Similarly, Pozner observed that in most reality TV shows, “women of color are tokenized and often eliminated shortly after each series debut.” (Pozner, 98) This episode of a children’s TV show is no exception. The two racially diverse Ashley’s are the first to be eliminated from the beauty contest.

The inferential racism is further propagated by the fact that all three of the judges arbitrating the competition are all Caucasian individuals. This episode of Recess provides a prime example of Newman’s idea that the normative group is able to define and pass judgment on minority groups. It does so by reinforcing repression and subjugation of different races to grossly misconstrued and negative representations that are inevitably unsuccessful. It is in this way that “Media spectacles demonstrate who has power and who is powerless…They dramatize and legitimate the power of the forces that be and show the powerless that they must stay in their places or be oppressed.” (Kellner, 9)

American youth are unknowingly subjected to racist ideas through shows such as “Recess” which have “inscribed in them as a set of unquestioned assumptions. These enable racist statements to be formulated without ever bringing into awareness the racist predicates on which the statements are grounded.” (Hall, 91)
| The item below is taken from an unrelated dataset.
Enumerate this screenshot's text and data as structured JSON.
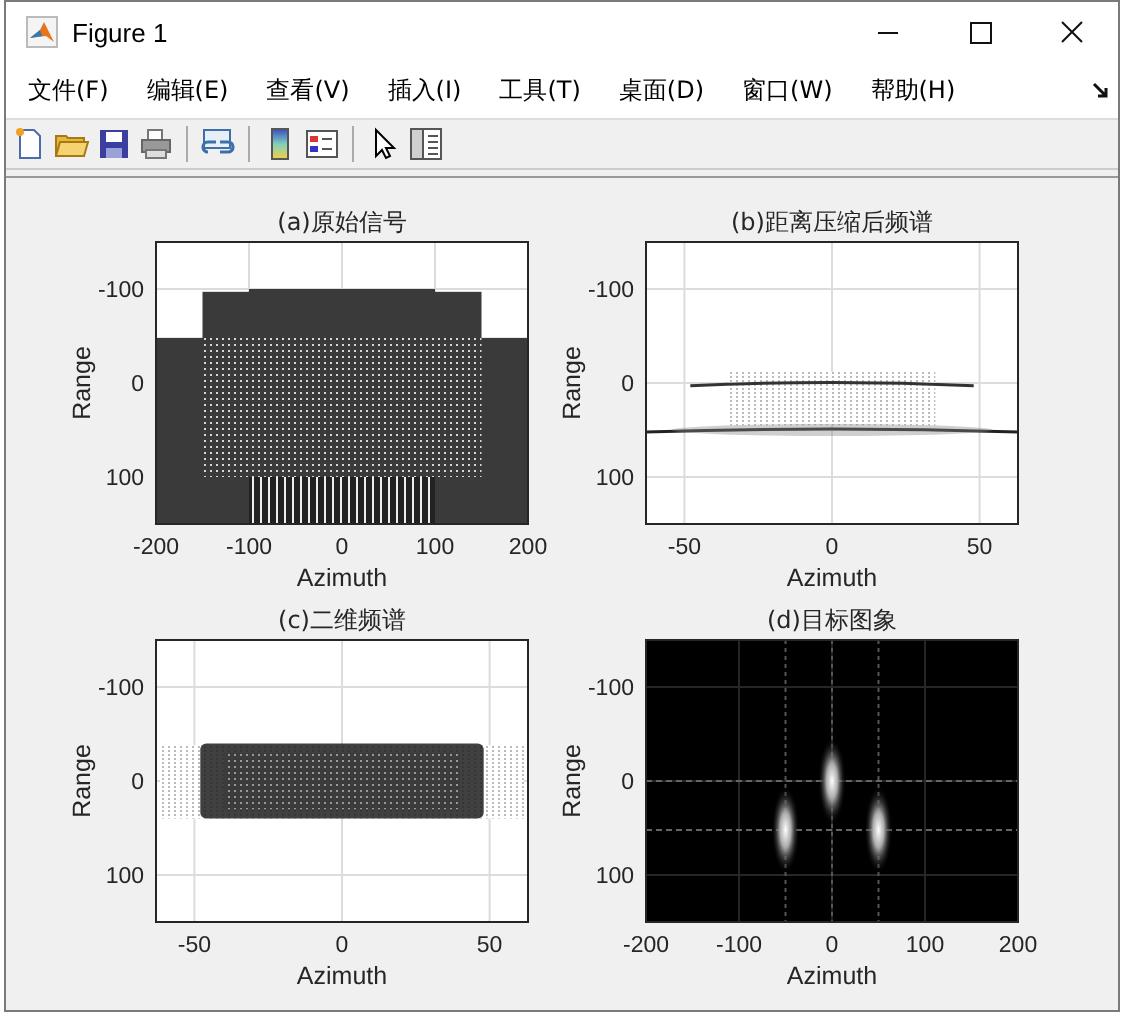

Although the episode “The Beauty Contest” of the Disney channel TV series “Recess” conveys subtle directives against racial diversity that support hegemony, it does openly addresses sexist images propagating counter hegemony and encouraging young women to “be themselves.” Such dual messaging allows media companies to further camouflage racist ideas. Bifurcated portrayals are able to pass unquestioned by mass audiences making it easier for such subtle messages to reach American youth. Much like the Trojan horse, this episode of children’s media presents kids with subtle and hegemonic racist messages gift wrapped in a blatant counter hegemonic anti sexist plotline. (What media companies are really trying to say is “Be yourself”-as long as you are white”)

Works Cited
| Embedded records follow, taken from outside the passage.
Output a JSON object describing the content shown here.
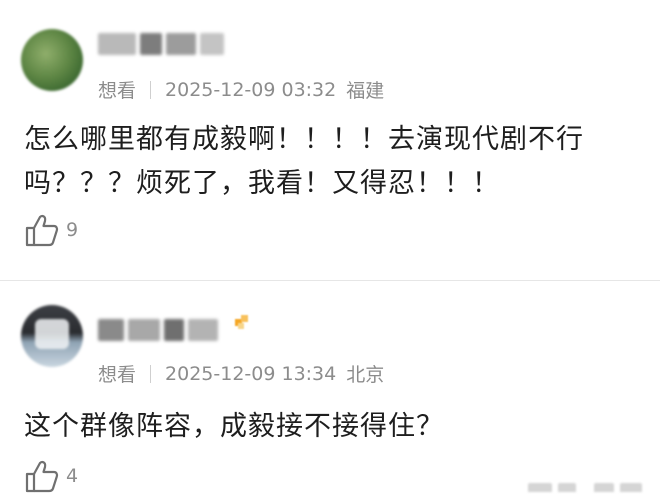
{
  "comments": [
    {
      "source": "想看",
      "datetime": "2025-12-09 03:32",
      "location": "福建",
      "text": "怎么哪里都有成毅啊！！！！去演现代剧不行吗？？？烦死了，我看！又得忍！！！",
      "likes": "9"
    },
    {
      "source": "想看",
      "datetime": "2025-12-09 13:34",
      "location": "北京",
      "text": "这个群像阵容，成毅接不接得住？",
      "likes": "4"
    }
  ],
  "icons": {
    "like": "thumbs-up-icon",
    "vip": "vip-badge-icon"
  },
  "colors": {
    "meta_text": "#8c8c8c",
    "body_text": "#1e1e1e",
    "badge": "#f5a623"
  }
}
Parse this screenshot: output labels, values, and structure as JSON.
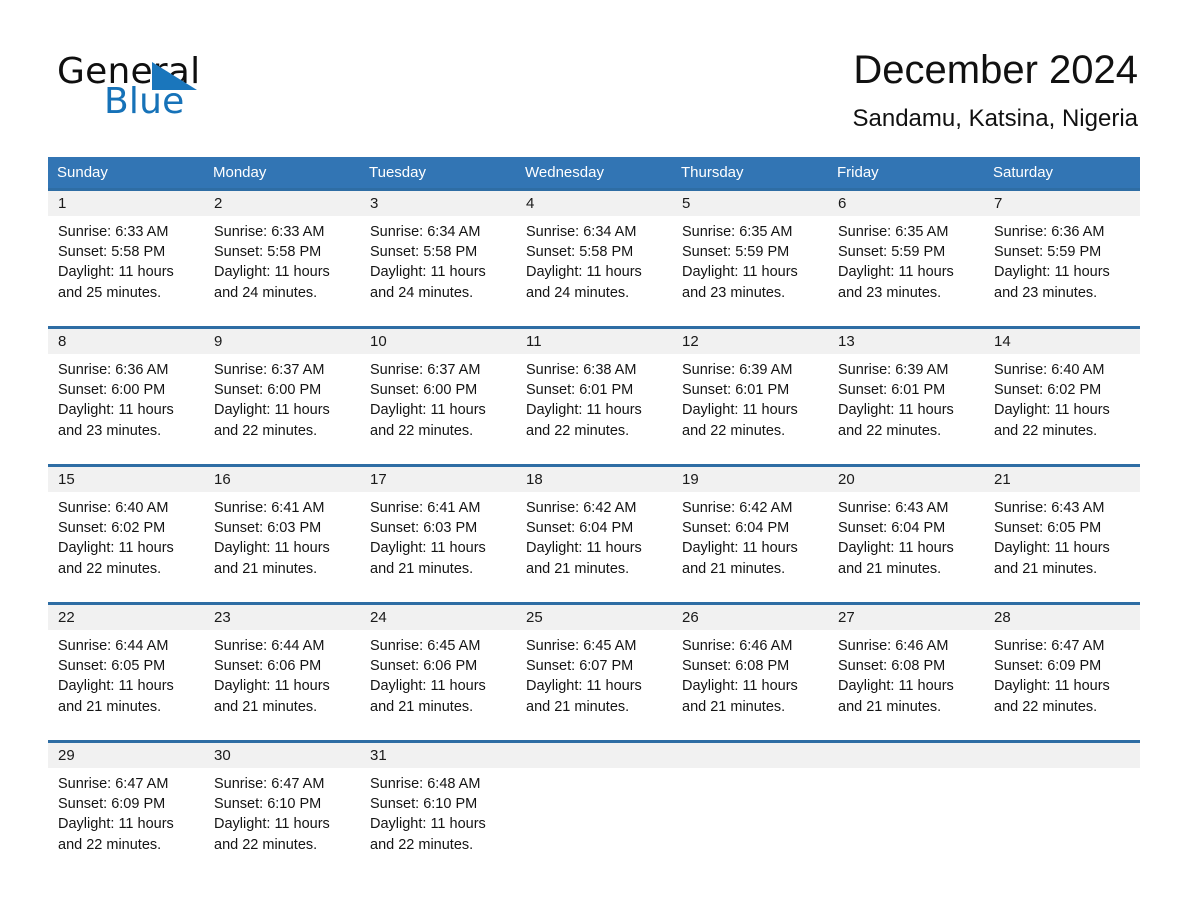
{
  "brand": {
    "name_part1": "General",
    "name_part2": "Blue",
    "accent_color": "#1a76bc"
  },
  "header": {
    "month_title": "December 2024",
    "location": "Sandamu, Katsina, Nigeria"
  },
  "theme": {
    "header_blue": "#3275b4",
    "row_divider_blue": "#2e6da4",
    "daynum_band": "#f1f1f1"
  },
  "weekdays": [
    "Sunday",
    "Monday",
    "Tuesday",
    "Wednesday",
    "Thursday",
    "Friday",
    "Saturday"
  ],
  "weeks": [
    {
      "days": [
        {
          "date": "1",
          "sunrise": "Sunrise: 6:33 AM",
          "sunset": "Sunset: 5:58 PM",
          "daylight_line1": "Daylight: 11 hours",
          "daylight_line2": "and 25 minutes."
        },
        {
          "date": "2",
          "sunrise": "Sunrise: 6:33 AM",
          "sunset": "Sunset: 5:58 PM",
          "daylight_line1": "Daylight: 11 hours",
          "daylight_line2": "and 24 minutes."
        },
        {
          "date": "3",
          "sunrise": "Sunrise: 6:34 AM",
          "sunset": "Sunset: 5:58 PM",
          "daylight_line1": "Daylight: 11 hours",
          "daylight_line2": "and 24 minutes."
        },
        {
          "date": "4",
          "sunrise": "Sunrise: 6:34 AM",
          "sunset": "Sunset: 5:58 PM",
          "daylight_line1": "Daylight: 11 hours",
          "daylight_line2": "and 24 minutes."
        },
        {
          "date": "5",
          "sunrise": "Sunrise: 6:35 AM",
          "sunset": "Sunset: 5:59 PM",
          "daylight_line1": "Daylight: 11 hours",
          "daylight_line2": "and 23 minutes."
        },
        {
          "date": "6",
          "sunrise": "Sunrise: 6:35 AM",
          "sunset": "Sunset: 5:59 PM",
          "daylight_line1": "Daylight: 11 hours",
          "daylight_line2": "and 23 minutes."
        },
        {
          "date": "7",
          "sunrise": "Sunrise: 6:36 AM",
          "sunset": "Sunset: 5:59 PM",
          "daylight_line1": "Daylight: 11 hours",
          "daylight_line2": "and 23 minutes."
        }
      ]
    },
    {
      "days": [
        {
          "date": "8",
          "sunrise": "Sunrise: 6:36 AM",
          "sunset": "Sunset: 6:00 PM",
          "daylight_line1": "Daylight: 11 hours",
          "daylight_line2": "and 23 minutes."
        },
        {
          "date": "9",
          "sunrise": "Sunrise: 6:37 AM",
          "sunset": "Sunset: 6:00 PM",
          "daylight_line1": "Daylight: 11 hours",
          "daylight_line2": "and 22 minutes."
        },
        {
          "date": "10",
          "sunrise": "Sunrise: 6:37 AM",
          "sunset": "Sunset: 6:00 PM",
          "daylight_line1": "Daylight: 11 hours",
          "daylight_line2": "and 22 minutes."
        },
        {
          "date": "11",
          "sunrise": "Sunrise: 6:38 AM",
          "sunset": "Sunset: 6:01 PM",
          "daylight_line1": "Daylight: 11 hours",
          "daylight_line2": "and 22 minutes."
        },
        {
          "date": "12",
          "sunrise": "Sunrise: 6:39 AM",
          "sunset": "Sunset: 6:01 PM",
          "daylight_line1": "Daylight: 11 hours",
          "daylight_line2": "and 22 minutes."
        },
        {
          "date": "13",
          "sunrise": "Sunrise: 6:39 AM",
          "sunset": "Sunset: 6:01 PM",
          "daylight_line1": "Daylight: 11 hours",
          "daylight_line2": "and 22 minutes."
        },
        {
          "date": "14",
          "sunrise": "Sunrise: 6:40 AM",
          "sunset": "Sunset: 6:02 PM",
          "daylight_line1": "Daylight: 11 hours",
          "daylight_line2": "and 22 minutes."
        }
      ]
    },
    {
      "days": [
        {
          "date": "15",
          "sunrise": "Sunrise: 6:40 AM",
          "sunset": "Sunset: 6:02 PM",
          "daylight_line1": "Daylight: 11 hours",
          "daylight_line2": "and 22 minutes."
        },
        {
          "date": "16",
          "sunrise": "Sunrise: 6:41 AM",
          "sunset": "Sunset: 6:03 PM",
          "daylight_line1": "Daylight: 11 hours",
          "daylight_line2": "and 21 minutes."
        },
        {
          "date": "17",
          "sunrise": "Sunrise: 6:41 AM",
          "sunset": "Sunset: 6:03 PM",
          "daylight_line1": "Daylight: 11 hours",
          "daylight_line2": "and 21 minutes."
        },
        {
          "date": "18",
          "sunrise": "Sunrise: 6:42 AM",
          "sunset": "Sunset: 6:04 PM",
          "daylight_line1": "Daylight: 11 hours",
          "daylight_line2": "and 21 minutes."
        },
        {
          "date": "19",
          "sunrise": "Sunrise: 6:42 AM",
          "sunset": "Sunset: 6:04 PM",
          "daylight_line1": "Daylight: 11 hours",
          "daylight_line2": "and 21 minutes."
        },
        {
          "date": "20",
          "sunrise": "Sunrise: 6:43 AM",
          "sunset": "Sunset: 6:04 PM",
          "daylight_line1": "Daylight: 11 hours",
          "daylight_line2": "and 21 minutes."
        },
        {
          "date": "21",
          "sunrise": "Sunrise: 6:43 AM",
          "sunset": "Sunset: 6:05 PM",
          "daylight_line1": "Daylight: 11 hours",
          "daylight_line2": "and 21 minutes."
        }
      ]
    },
    {
      "days": [
        {
          "date": "22",
          "sunrise": "Sunrise: 6:44 AM",
          "sunset": "Sunset: 6:05 PM",
          "daylight_line1": "Daylight: 11 hours",
          "daylight_line2": "and 21 minutes."
        },
        {
          "date": "23",
          "sunrise": "Sunrise: 6:44 AM",
          "sunset": "Sunset: 6:06 PM",
          "daylight_line1": "Daylight: 11 hours",
          "daylight_line2": "and 21 minutes."
        },
        {
          "date": "24",
          "sunrise": "Sunrise: 6:45 AM",
          "sunset": "Sunset: 6:06 PM",
          "daylight_line1": "Daylight: 11 hours",
          "daylight_line2": "and 21 minutes."
        },
        {
          "date": "25",
          "sunrise": "Sunrise: 6:45 AM",
          "sunset": "Sunset: 6:07 PM",
          "daylight_line1": "Daylight: 11 hours",
          "daylight_line2": "and 21 minutes."
        },
        {
          "date": "26",
          "sunrise": "Sunrise: 6:46 AM",
          "sunset": "Sunset: 6:08 PM",
          "daylight_line1": "Daylight: 11 hours",
          "daylight_line2": "and 21 minutes."
        },
        {
          "date": "27",
          "sunrise": "Sunrise: 6:46 AM",
          "sunset": "Sunset: 6:08 PM",
          "daylight_line1": "Daylight: 11 hours",
          "daylight_line2": "and 21 minutes."
        },
        {
          "date": "28",
          "sunrise": "Sunrise: 6:47 AM",
          "sunset": "Sunset: 6:09 PM",
          "daylight_line1": "Daylight: 11 hours",
          "daylight_line2": "and 22 minutes."
        }
      ]
    },
    {
      "days": [
        {
          "date": "29",
          "sunrise": "Sunrise: 6:47 AM",
          "sunset": "Sunset: 6:09 PM",
          "daylight_line1": "Daylight: 11 hours",
          "daylight_line2": "and 22 minutes."
        },
        {
          "date": "30",
          "sunrise": "Sunrise: 6:47 AM",
          "sunset": "Sunset: 6:10 PM",
          "daylight_line1": "Daylight: 11 hours",
          "daylight_line2": "and 22 minutes."
        },
        {
          "date": "31",
          "sunrise": "Sunrise: 6:48 AM",
          "sunset": "Sunset: 6:10 PM",
          "daylight_line1": "Daylight: 11 hours",
          "daylight_line2": "and 22 minutes."
        },
        {
          "date": "",
          "sunrise": "",
          "sunset": "",
          "daylight_line1": "",
          "daylight_line2": ""
        },
        {
          "date": "",
          "sunrise": "",
          "sunset": "",
          "daylight_line1": "",
          "daylight_line2": ""
        },
        {
          "date": "",
          "sunrise": "",
          "sunset": "",
          "daylight_line1": "",
          "daylight_line2": ""
        },
        {
          "date": "",
          "sunrise": "",
          "sunset": "",
          "daylight_line1": "",
          "daylight_line2": ""
        }
      ]
    }
  ]
}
Pozner, Jennifer L. "The Unreal World." Learning Gender. N.p.: n.p., n.d. 96-99.

Newman, David M. Identities and Inequalities: Exploring the Intersections of Race, Class, Gender, 

and Sexuality. N.p.: McGraw-Hill Companies, n.d.
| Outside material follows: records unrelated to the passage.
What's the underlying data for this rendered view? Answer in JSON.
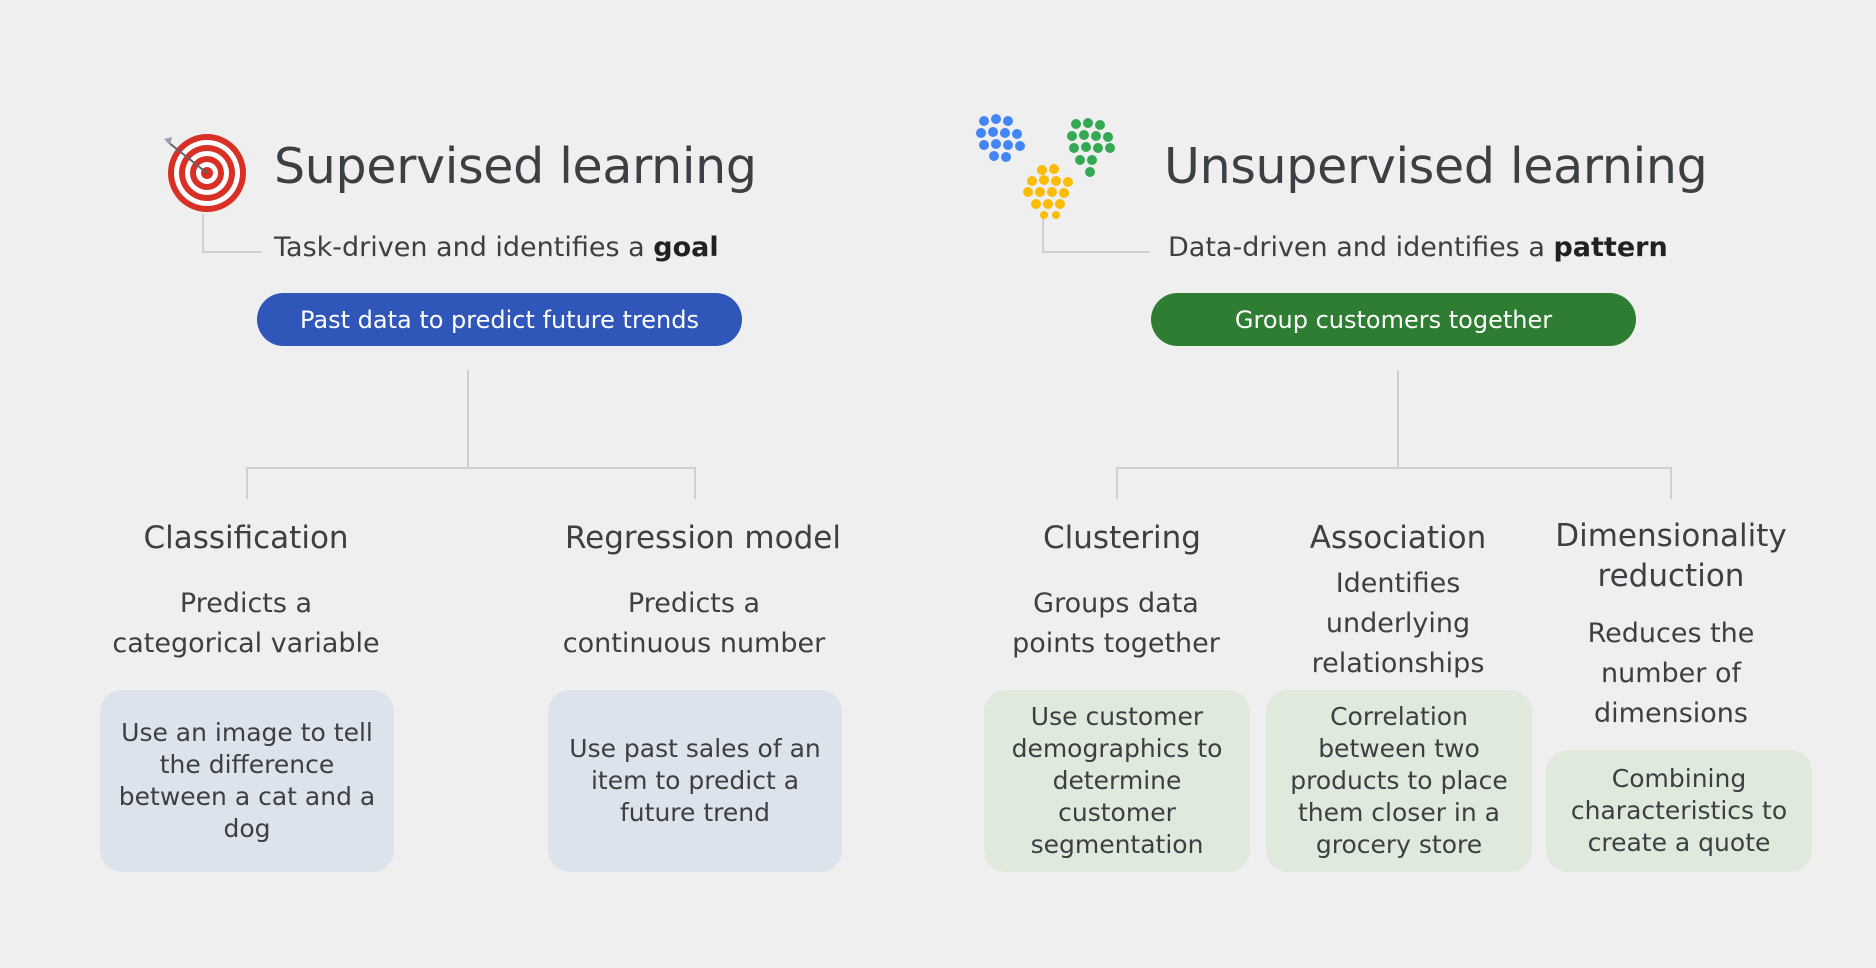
{
  "supervised": {
    "title": "Supervised learning",
    "subtitle_prefix": "Task-driven and identifies a ",
    "subtitle_emphasis": "goal",
    "pill": "Past data to predict future trends",
    "icon": "target-icon",
    "pill_color": "#2f56b8",
    "card_color": "#dde3ec",
    "columns": [
      {
        "title": "Classification",
        "description": "Predicts a categorical variable",
        "example": "Use an image to tell the difference between a cat and a dog"
      },
      {
        "title": "Regression model",
        "description": "Predicts a continuous number",
        "example": "Use past sales of an item to predict a future trend"
      }
    ]
  },
  "unsupervised": {
    "title": "Unsupervised learning",
    "subtitle_prefix": "Data-driven and identifies a ",
    "subtitle_emphasis": "pattern",
    "pill": "Group customers together",
    "icon": "clusters-icon",
    "pill_color": "#2e7d32",
    "card_color": "#dfe9dc",
    "columns": [
      {
        "title": "Clustering",
        "description": "Groups data points together",
        "example": "Use customer demographics to determine customer segmentation"
      },
      {
        "title": "Association",
        "description": "Identifies underlying relationships",
        "example": "Correlation between two products to place them closer in a grocery store"
      },
      {
        "title": "Dimensionality reduction",
        "description": "Reduces the number of dimensions",
        "example": "Combining characteristics to create a quote"
      }
    ]
  }
}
Hall, Stuart. "The Whites of Their Eyea, Racist Ideologies and the Media." Gender Race and Class in Media, A Text-Reader. 2003. Ed. Gail Dines and Jean M Humez. 2nd ed. Thousand Oaks: Sage Publications, 2003. 89-93.

Kellner, Douglas. "Cultural Studies, Multiculturalism, and Media Culture." Gender Race and Class in Media, A Text-Reader. 2003. Ed. Gail Dines and Jean M Humez. 2nd ed. Thousand Oaks: Sage Publications, 2003. 9-20.

Lull, James. "Hegemony." Gender Race and Class in Media, A Text-Reader. 2003. Ed. Gail Dines and Jean M Humez. 2nd ed. Thousand Oaks: Sage Publications, 2003. 61-66.

1 comment:

  1. Overall, great job with the first blog post Vini!
    You did a great job using the assignment and investigating how the intersection of race/ethnicity augments (counter)hegemonic gender depictions.
    The one issue I'd like to see you address in the next 2 assignments is the use of the terminology as accurately as possible.
    The first sentence in which I noticed this issue was, "...thus promoting multiple subtle hegemonic images."
    You're definiteluy on the right track; however, the idea here is that the show is depicting hegemonic ideals in a less than overt manner. Therefore the show may send a message, but it doesn't promote the hegemonic images.
    You definitely tried to tackle a lot analytically; therefore, in your next piece, try to keep the complexity, while minimizing the use of extraneous information, particularly in the form of quotes from authors of the course readings. Sources such as Pozner's piece, actually make your post tougher to understand, rather than facilitate your analysis. Therefore, try to omit these sources that aren't quite as fitted to the analysis as the other you've used here. I could see you using Lull's piece on hegemony or one like Johnson's on patriarchy quite readily here.

    Overall, nice work!